_EXERCISE GOAL_
Would you count how many lines of the material below hold the string "release"? Give only the number.

┌──

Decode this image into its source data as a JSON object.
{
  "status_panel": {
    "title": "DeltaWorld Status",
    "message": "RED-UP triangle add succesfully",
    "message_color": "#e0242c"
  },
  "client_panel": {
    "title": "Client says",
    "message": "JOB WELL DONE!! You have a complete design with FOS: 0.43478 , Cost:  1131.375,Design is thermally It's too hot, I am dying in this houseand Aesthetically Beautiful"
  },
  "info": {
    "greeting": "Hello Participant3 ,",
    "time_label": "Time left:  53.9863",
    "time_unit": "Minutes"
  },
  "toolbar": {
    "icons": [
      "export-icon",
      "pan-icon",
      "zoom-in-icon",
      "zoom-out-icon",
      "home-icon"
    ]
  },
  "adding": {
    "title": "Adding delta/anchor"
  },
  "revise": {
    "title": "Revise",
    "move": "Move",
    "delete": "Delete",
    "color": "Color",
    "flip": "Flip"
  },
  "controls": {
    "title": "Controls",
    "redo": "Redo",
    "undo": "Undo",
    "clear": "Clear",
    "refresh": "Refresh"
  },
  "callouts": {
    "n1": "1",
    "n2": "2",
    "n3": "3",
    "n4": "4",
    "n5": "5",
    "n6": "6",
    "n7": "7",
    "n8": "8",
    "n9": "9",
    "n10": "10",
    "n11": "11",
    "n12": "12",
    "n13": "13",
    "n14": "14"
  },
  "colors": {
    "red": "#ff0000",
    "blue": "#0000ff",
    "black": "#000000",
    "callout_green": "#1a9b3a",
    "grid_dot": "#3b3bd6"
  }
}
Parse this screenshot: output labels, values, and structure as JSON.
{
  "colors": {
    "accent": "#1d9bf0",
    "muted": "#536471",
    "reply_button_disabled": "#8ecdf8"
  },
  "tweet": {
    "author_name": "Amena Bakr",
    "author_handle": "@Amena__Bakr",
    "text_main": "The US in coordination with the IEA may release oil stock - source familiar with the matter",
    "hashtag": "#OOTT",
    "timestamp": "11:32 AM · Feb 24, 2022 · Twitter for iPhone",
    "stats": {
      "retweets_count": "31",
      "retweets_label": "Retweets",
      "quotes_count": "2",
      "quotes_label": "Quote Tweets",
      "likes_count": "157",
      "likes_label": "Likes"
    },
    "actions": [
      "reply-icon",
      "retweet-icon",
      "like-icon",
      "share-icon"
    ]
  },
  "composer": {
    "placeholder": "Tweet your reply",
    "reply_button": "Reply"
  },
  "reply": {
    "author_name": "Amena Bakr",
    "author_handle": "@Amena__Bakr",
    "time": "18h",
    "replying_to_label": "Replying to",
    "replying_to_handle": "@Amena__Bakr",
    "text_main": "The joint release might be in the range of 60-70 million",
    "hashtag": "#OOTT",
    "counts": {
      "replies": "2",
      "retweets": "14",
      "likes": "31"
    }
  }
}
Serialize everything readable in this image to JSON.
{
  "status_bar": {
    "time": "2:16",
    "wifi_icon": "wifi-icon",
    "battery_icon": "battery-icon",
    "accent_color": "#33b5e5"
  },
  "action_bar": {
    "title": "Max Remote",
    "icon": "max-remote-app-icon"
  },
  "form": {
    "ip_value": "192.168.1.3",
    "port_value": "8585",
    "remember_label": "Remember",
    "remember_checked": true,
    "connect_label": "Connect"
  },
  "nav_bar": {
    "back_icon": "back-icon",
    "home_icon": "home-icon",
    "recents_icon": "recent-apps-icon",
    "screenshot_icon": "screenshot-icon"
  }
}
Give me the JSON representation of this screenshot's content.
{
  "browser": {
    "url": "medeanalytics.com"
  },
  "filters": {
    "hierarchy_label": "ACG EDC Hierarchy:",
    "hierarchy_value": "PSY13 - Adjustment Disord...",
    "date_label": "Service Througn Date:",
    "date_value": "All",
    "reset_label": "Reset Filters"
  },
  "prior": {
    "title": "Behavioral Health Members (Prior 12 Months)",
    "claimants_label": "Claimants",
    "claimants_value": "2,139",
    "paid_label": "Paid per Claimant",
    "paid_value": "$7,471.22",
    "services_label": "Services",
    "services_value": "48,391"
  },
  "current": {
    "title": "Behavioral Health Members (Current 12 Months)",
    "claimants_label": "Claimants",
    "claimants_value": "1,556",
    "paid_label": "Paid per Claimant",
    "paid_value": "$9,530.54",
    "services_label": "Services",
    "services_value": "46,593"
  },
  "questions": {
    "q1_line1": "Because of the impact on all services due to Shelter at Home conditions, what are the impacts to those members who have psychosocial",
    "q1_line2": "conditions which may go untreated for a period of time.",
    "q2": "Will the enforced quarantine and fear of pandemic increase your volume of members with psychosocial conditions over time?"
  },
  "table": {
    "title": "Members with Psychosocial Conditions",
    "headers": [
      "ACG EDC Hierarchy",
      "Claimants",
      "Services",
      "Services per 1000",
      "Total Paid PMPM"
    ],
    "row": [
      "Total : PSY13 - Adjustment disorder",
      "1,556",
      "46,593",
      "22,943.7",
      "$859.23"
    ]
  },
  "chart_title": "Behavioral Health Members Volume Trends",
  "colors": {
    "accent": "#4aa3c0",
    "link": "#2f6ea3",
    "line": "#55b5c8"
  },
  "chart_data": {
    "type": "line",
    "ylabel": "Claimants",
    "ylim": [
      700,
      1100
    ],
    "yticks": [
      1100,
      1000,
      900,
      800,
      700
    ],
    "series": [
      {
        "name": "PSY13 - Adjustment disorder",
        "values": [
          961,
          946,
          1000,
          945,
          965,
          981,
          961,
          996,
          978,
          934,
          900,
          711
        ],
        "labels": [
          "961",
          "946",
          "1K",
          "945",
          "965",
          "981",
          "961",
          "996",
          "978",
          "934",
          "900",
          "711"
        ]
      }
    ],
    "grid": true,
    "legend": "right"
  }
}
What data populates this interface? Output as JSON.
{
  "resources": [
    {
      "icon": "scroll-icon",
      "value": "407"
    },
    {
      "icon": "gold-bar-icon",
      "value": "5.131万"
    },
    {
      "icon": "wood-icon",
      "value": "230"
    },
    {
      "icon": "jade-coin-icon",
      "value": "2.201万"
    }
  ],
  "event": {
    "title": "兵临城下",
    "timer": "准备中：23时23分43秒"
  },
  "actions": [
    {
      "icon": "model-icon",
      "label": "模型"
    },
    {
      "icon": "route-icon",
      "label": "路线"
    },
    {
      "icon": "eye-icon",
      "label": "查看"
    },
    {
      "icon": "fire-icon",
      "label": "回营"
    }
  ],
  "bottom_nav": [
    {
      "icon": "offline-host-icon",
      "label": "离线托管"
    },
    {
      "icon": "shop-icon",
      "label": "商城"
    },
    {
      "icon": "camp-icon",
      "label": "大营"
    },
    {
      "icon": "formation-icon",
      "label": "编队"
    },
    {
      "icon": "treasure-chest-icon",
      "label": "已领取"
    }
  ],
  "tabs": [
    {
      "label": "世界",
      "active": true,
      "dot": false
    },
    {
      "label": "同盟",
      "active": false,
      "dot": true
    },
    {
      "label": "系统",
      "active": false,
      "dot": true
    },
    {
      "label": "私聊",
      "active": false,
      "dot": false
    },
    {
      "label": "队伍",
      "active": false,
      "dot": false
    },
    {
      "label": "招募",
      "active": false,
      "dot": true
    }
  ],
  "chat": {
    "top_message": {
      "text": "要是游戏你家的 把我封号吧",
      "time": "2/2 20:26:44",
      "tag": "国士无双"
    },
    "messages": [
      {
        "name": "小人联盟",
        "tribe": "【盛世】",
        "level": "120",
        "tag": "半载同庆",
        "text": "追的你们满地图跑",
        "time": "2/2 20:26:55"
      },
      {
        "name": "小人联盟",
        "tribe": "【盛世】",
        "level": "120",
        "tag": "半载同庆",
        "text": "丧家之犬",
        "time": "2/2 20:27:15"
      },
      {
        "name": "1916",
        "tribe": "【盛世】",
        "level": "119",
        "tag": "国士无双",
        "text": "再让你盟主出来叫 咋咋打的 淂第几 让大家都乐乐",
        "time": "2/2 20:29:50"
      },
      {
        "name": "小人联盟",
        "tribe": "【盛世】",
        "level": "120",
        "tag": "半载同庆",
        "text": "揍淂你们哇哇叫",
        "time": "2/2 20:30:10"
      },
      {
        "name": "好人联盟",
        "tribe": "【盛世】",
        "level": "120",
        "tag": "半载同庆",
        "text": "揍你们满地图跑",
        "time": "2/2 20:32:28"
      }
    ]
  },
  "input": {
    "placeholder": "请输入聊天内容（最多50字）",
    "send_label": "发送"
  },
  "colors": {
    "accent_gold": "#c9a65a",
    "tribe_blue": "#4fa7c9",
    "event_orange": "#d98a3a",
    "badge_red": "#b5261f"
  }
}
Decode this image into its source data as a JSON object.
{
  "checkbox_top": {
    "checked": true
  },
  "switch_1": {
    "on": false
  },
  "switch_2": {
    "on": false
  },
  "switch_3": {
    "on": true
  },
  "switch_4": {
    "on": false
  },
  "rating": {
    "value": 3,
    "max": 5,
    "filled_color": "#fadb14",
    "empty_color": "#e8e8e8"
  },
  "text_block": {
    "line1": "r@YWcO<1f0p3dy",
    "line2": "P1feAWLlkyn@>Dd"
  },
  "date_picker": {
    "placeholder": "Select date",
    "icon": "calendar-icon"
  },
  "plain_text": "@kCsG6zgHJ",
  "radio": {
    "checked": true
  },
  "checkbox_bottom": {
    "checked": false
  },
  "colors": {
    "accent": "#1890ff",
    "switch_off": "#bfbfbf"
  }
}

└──

_TASK RESULT_
2